In accessible and lively prose, this book explains the ceremonies of the Catholic Mass and their meaning for lay people, including the young. It is designed to meet the widespread complaint that the Mass is boring, incomprehensible, or alienating. Fr. Randolph goes through the Mass step by step, looking at the origin and purpose of the various elements, and relating them to the reader's experience of prayer and the Christian life. Suggestions are made for ways to enhance our appreciation of the liturgy, how to prepare for Mass, and how to carry the grace of the Mass out into the world. A supplementary chapter looks at the use of Latin in the Mass, its past and present value, and explains it in the context of contemplative prayer.
Spaceflight and the Russian Imagination, 1857-1957
Author: Asif A. Siddiqi
Publisher: Cambridge University Press
An academic study on the birth of the Soviet space program, situating the birth of cosmic enthusiasm within Russian and Soviet history.
The Tsarist and Soviet Legacy
Author: Edward Acton
This text has established itself as the best general introduction to Russian history, providing a forceful and highly readable survey from earliest times to the post-Soviet State. At the heart of the book is the changing relationship between the State and Russian society at large. The second edition has been substantially rewritten and updated and new material and fresh insights from recently accessible research have been incorporated into every chapter.
How the Cold War was Fought on the Chessboard
Author: Daniel Johnson
Publisher: Houghton Mifflin Harcourt
A study of the unique role played by chess in the Cold War examines the significance of the game as a symbol of Soviet power, from the Russian Revolution, to the epic 1972 contest between Bobby Fischer and Boris Spassky, to the collapse of the Soviet Union.
Author: Jonathan Fox
Publisher: Cambridge University Press
Category: Social Science

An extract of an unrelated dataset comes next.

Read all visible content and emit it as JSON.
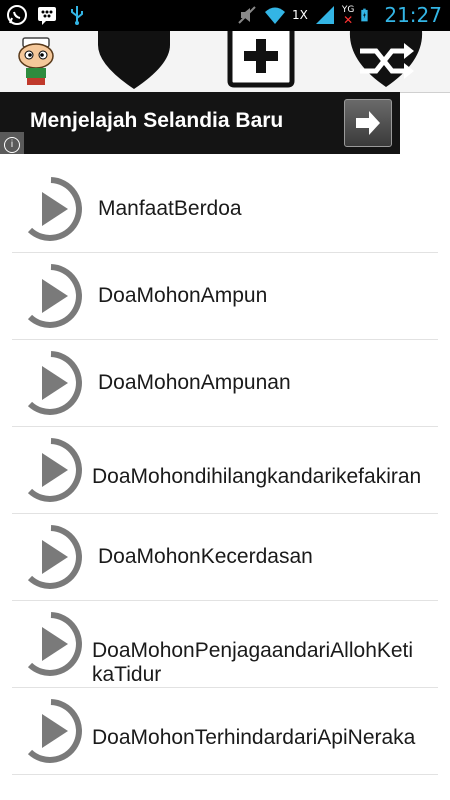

This book delves into the extent of government involvement in religion between 1990 and 2002 using both quantitative and qualitative methodology. The study is based on the Religion and State dataset, which includes 175 governments across the globe, all of which are addressed individually in this book. The forms of involvement examined in this study include whether the government has an official religion, whether some religions are given preferential treatment, religious discrimination against minority religion, government regulation of the majority religion, and religious legislation. The study shows that government involvement in religion is ubiquitous, that it increased significantly during this period, and that only a minority of states, including a minority of democracies, have separation of religion and state. These findings contradict the predictions of religion's reduced public significance found in modernization and secularization theory. The findings also demonstrate that state religious monopolies are linked to reduced religious participation.